How easy is it for a Threat Agent to discover your FileMaker Server? In many instances, organizations need to make their servers available for access via the public Internet. The presumption should be that an Attacker can discover all such servers. Sometimes this is as easy and as direct as entering the organization’s domain name into the hosts directory of Open Remote. For example, www.somebody.com will frequently resolve to the public IP address of the server. If administrators have not enabled File Access Filtering, then FileMaker Pro will display a list of available files. If, in turn, a Threat Agent can access any of these, mischief can ensue.
Alternatively, through a process known as “Google-Dorking” attackers may discover enough information about a server to be able to attempt access. So, the question is whether you, as the developer or administrator, have investigated how easy it might be to locate your server in any of these ways. It may be necessary to require authentication to access the Local Area Network by use of some process such as a VPN or two-factor authentication to protect these servers from outside access.
- Finally, be sure that you and the FileMaker Server Administrator have implemented a vigorous and robust back-up regimen for your FileMaker Platform deployment. Test that you can fully restore your system from these backups; otherwise, they are not worth too much at all. Given the rise and increasing frequency of ransom-ware attacks, this is particularly important.
Speaking recently about the MedStar Hospital ransom-ware attack (http://wtop.com/local/2016/03/medstar-paralyzed-as-hackers-take-aim-at-another-us-hospital/) one of the Editors of the SANS Bulletin (a well-known information security news letter) noted:

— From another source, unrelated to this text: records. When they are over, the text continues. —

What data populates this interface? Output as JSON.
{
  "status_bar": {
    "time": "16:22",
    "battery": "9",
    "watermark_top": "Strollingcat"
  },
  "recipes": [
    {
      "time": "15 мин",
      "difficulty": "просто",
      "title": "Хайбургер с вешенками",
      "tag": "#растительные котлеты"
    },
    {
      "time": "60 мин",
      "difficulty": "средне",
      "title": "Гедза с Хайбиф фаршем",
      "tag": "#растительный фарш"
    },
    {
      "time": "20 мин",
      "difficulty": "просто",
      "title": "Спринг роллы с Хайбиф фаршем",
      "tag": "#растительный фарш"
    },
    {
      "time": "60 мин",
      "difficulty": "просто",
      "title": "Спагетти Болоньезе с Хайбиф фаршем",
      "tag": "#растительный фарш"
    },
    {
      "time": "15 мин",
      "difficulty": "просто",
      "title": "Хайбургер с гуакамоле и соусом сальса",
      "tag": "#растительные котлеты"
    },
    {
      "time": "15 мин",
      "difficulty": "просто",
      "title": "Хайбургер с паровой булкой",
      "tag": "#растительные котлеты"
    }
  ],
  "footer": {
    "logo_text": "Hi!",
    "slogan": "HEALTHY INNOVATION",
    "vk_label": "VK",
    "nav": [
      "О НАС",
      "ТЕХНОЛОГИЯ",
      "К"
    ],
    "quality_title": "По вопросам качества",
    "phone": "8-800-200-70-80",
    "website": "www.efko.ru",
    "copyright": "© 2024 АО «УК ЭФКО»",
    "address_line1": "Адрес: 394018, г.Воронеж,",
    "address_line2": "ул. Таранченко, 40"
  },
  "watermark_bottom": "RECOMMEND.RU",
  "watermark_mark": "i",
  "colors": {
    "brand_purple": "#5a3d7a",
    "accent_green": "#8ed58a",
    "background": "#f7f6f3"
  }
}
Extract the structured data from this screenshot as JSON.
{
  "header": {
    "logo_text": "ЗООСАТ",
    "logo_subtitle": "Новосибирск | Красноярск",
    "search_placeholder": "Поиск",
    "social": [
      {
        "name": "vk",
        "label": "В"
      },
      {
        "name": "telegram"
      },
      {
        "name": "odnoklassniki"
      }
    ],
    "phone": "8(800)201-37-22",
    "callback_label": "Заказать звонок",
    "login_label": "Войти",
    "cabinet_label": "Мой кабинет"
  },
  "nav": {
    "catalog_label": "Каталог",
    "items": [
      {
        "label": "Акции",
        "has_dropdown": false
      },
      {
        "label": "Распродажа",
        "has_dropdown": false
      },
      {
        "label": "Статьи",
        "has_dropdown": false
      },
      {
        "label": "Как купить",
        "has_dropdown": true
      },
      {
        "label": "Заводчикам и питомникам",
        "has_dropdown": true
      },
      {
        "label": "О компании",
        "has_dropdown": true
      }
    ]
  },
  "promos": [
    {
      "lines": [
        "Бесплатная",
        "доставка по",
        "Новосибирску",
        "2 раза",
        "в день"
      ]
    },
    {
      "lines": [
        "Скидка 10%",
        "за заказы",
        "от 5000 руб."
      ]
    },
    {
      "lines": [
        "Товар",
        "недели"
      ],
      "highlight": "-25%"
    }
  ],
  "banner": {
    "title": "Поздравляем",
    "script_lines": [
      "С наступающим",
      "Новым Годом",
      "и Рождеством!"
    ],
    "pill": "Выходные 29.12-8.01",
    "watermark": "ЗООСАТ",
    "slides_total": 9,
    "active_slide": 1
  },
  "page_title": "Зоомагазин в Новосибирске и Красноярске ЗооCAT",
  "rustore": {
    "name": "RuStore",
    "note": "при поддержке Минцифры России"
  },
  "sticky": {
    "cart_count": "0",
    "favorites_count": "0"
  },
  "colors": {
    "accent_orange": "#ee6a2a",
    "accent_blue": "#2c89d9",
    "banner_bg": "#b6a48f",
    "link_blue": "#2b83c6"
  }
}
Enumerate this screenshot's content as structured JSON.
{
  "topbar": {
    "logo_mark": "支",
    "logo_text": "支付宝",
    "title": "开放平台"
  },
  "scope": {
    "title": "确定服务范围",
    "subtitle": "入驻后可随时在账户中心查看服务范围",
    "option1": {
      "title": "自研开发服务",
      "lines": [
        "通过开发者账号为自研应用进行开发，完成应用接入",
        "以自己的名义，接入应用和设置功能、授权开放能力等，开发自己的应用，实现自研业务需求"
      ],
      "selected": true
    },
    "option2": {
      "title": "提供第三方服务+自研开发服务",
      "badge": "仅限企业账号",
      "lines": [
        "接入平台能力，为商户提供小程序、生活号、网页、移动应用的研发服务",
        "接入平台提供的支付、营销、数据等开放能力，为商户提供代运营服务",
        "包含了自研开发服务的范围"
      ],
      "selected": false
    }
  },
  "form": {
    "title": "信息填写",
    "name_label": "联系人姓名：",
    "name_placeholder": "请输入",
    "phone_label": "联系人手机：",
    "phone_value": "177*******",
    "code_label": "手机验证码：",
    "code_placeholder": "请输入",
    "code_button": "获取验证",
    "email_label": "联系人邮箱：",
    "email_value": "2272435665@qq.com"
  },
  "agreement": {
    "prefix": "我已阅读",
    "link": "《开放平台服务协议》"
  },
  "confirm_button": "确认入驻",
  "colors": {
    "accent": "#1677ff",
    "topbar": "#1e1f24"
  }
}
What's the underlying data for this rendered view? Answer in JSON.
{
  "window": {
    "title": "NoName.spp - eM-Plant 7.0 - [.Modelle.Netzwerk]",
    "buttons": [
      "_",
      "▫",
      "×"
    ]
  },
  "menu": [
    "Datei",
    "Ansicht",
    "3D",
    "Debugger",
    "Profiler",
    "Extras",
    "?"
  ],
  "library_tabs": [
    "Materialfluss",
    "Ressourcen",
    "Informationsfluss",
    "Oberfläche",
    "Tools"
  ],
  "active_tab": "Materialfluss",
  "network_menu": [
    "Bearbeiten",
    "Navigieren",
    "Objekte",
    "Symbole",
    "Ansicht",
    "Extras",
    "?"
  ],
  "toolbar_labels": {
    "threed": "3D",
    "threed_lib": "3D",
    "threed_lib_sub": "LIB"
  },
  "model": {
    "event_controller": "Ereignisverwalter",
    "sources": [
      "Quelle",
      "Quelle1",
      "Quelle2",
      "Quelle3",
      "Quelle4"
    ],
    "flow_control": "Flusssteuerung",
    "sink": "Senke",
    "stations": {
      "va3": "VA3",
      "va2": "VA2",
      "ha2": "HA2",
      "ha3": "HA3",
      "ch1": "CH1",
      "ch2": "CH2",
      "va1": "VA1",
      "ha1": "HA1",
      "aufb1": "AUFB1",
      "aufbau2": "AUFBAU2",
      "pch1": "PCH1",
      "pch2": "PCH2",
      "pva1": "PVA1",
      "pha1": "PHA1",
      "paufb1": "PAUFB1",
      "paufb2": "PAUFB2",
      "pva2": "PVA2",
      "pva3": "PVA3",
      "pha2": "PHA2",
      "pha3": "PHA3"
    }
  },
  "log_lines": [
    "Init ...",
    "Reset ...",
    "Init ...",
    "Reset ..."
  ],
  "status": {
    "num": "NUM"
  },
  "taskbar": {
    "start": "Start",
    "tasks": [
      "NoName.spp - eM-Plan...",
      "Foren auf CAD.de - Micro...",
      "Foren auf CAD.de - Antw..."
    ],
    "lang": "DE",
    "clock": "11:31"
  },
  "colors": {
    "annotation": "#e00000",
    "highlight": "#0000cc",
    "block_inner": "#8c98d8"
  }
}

This case again highlights the need for good disaster recovery plans. Organizations should be planning today for how they will deal with ransom-ware and other destructive attacks - these are no longer black swan events.
These type activities have also prompted warnings by the US and Canadian governments about ransom-ware and the need to maintain continuity of business operations in light of the threats such attacks pose. (http://www.computerweekly.com/news/450280335/US-and-Canada-issue-joint-alert-on-ransomware)
So, Yes, do hack your own FileMaker Platform deployments.
Steven H. Blackwell